Remains of an agricultural terrace were exposed. The terrace had survived to a height of two courses and was oriented in a general northeast–southwest direction (W12; average width 1 m; Fig. 2–4). The upper course was constructed of large fieldstones (0.5 × 0.7 m) and the bottom course consisted of small fieldstones (0.1 × 0.2 m). Pottery sherds, mostly dating to the early Byzantine period (third–fourth centuries CE), were found in the soil fill in the terrace and in the terrace, when it was dismantled.
The agricultural terrace joins the other agricultural installations uncovered in the area and attests to the agricultural activity that took place in nearby Horbat Haruba and Horbat Zekharya.
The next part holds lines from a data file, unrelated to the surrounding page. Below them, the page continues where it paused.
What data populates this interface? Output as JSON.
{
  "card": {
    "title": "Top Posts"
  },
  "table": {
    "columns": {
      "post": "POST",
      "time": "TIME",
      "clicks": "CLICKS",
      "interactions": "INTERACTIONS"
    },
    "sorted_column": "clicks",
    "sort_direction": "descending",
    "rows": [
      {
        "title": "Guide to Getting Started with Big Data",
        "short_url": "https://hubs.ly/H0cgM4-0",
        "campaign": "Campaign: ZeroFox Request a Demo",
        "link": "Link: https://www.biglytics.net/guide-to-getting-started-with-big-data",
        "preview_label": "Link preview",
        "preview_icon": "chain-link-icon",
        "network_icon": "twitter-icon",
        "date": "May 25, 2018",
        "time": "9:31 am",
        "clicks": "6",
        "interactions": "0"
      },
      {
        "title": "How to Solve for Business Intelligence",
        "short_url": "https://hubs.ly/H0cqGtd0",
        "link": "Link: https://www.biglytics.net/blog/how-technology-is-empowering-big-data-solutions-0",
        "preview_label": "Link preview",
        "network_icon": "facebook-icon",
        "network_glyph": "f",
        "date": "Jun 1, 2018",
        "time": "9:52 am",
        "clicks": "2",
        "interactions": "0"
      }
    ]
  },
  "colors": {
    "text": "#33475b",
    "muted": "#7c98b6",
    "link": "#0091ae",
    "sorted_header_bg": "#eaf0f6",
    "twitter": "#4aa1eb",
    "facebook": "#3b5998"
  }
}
Although its connection to the ceramic finds is not unequivocal, the agricultural terrace was probably constructed in the Byzantine period (third–fourth centuries CE), like the other installations excavated in the vicinity.